(Stored data)
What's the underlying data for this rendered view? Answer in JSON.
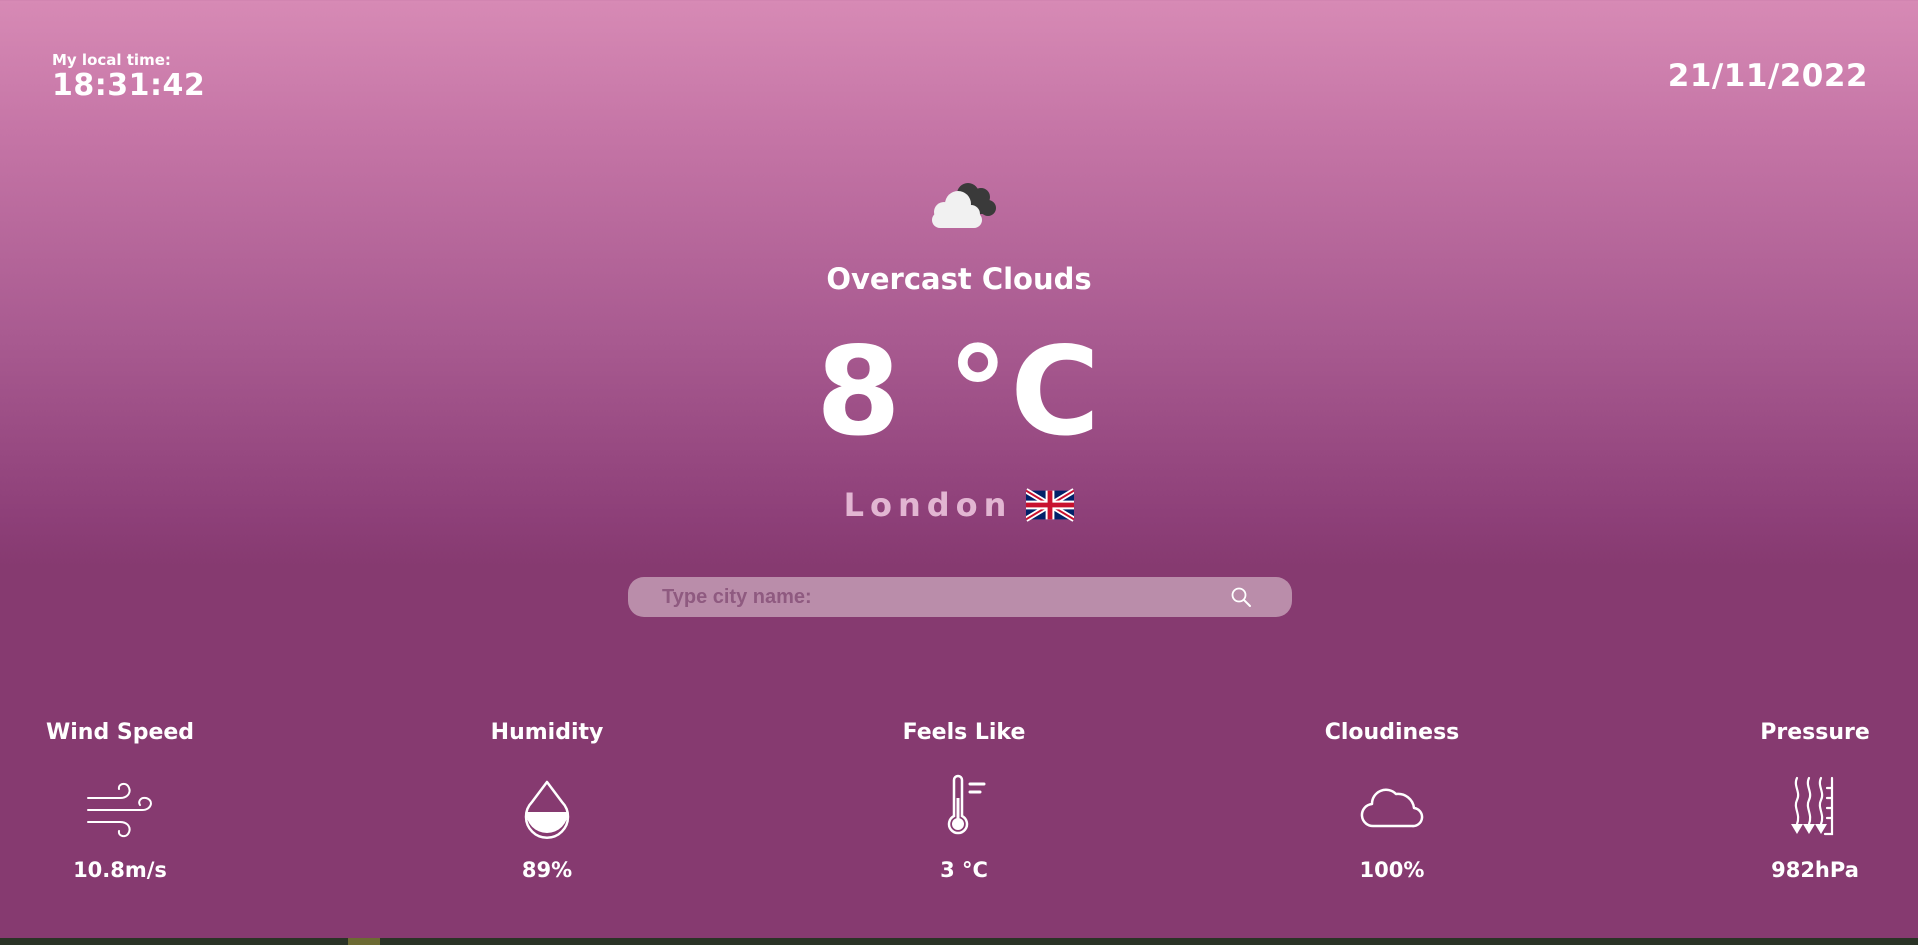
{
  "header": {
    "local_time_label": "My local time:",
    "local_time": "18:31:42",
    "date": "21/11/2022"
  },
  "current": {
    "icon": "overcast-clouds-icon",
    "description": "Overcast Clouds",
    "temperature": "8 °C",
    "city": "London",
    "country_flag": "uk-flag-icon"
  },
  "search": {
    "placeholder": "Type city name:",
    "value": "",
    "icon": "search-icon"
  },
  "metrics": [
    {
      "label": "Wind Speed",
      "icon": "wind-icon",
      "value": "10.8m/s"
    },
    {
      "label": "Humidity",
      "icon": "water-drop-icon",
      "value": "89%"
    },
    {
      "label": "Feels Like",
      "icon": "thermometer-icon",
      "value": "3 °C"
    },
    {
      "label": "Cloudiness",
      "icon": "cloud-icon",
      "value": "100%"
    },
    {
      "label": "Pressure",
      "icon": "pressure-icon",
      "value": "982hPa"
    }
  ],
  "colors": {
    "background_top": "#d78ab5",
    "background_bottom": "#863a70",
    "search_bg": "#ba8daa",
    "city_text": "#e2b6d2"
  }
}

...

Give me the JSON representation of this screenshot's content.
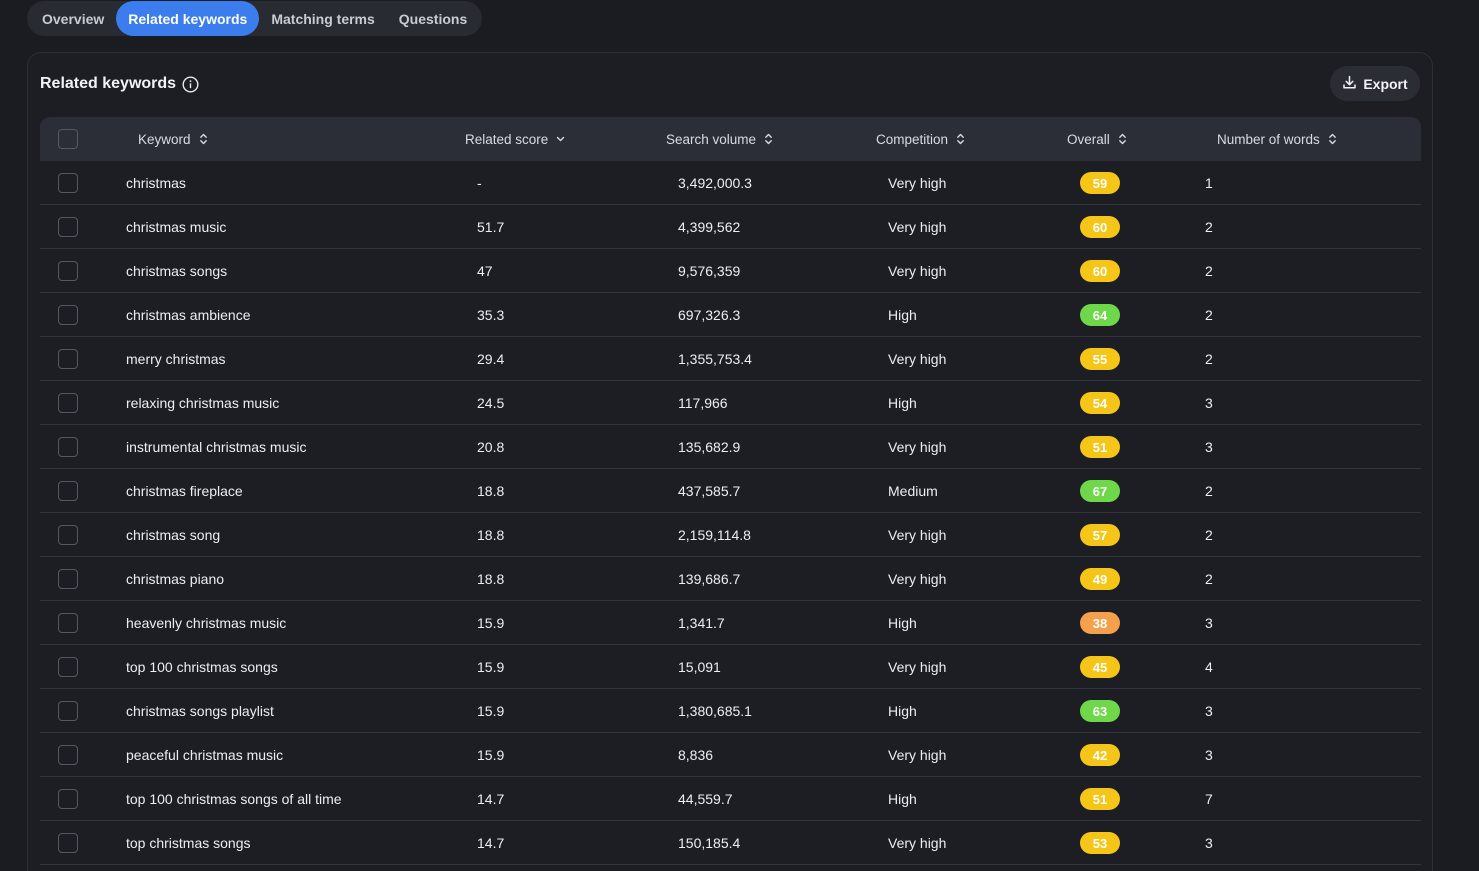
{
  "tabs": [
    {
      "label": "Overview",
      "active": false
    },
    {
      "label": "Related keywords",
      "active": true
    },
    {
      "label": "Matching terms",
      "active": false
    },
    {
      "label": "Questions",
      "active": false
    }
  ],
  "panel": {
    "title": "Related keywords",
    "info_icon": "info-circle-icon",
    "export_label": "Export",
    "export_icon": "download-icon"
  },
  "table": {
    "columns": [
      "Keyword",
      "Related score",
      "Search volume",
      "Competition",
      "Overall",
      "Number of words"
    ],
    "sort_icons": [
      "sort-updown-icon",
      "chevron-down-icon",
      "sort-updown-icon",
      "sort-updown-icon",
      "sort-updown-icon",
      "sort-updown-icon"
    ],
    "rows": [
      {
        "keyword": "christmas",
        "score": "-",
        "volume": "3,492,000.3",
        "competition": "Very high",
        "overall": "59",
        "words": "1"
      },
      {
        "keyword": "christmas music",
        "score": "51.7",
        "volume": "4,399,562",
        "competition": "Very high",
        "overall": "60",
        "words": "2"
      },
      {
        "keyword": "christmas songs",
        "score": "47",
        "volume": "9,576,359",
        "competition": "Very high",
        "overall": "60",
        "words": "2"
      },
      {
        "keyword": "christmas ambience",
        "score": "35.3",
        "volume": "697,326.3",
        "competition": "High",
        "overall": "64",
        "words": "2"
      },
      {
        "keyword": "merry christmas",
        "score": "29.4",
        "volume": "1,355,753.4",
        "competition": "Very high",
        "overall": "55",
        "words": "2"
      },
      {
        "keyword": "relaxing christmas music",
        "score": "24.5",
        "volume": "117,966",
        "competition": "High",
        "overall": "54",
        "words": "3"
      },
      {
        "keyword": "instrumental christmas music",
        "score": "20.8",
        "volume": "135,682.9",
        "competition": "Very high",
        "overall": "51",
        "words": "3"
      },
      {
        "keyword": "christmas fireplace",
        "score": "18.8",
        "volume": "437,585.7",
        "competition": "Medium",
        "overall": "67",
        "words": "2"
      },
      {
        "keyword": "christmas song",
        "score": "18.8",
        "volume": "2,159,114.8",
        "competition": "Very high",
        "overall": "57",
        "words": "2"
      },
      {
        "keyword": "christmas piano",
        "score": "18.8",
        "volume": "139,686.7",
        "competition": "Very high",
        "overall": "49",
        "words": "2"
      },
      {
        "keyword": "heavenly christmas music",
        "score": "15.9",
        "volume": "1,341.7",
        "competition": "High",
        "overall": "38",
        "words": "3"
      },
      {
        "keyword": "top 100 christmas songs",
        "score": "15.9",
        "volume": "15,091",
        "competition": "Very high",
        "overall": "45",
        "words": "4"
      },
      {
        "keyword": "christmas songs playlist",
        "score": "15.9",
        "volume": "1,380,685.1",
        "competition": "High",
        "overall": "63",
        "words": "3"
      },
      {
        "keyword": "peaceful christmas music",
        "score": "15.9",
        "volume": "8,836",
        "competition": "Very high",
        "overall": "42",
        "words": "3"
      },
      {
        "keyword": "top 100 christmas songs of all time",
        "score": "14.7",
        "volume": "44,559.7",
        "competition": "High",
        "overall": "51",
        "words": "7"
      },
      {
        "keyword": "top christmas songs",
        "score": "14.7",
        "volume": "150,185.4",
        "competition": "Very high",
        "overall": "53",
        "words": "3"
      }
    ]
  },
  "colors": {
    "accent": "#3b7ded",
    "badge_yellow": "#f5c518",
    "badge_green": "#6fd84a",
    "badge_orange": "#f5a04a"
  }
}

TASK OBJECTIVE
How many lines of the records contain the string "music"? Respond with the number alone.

EXPECTED ANSWER
5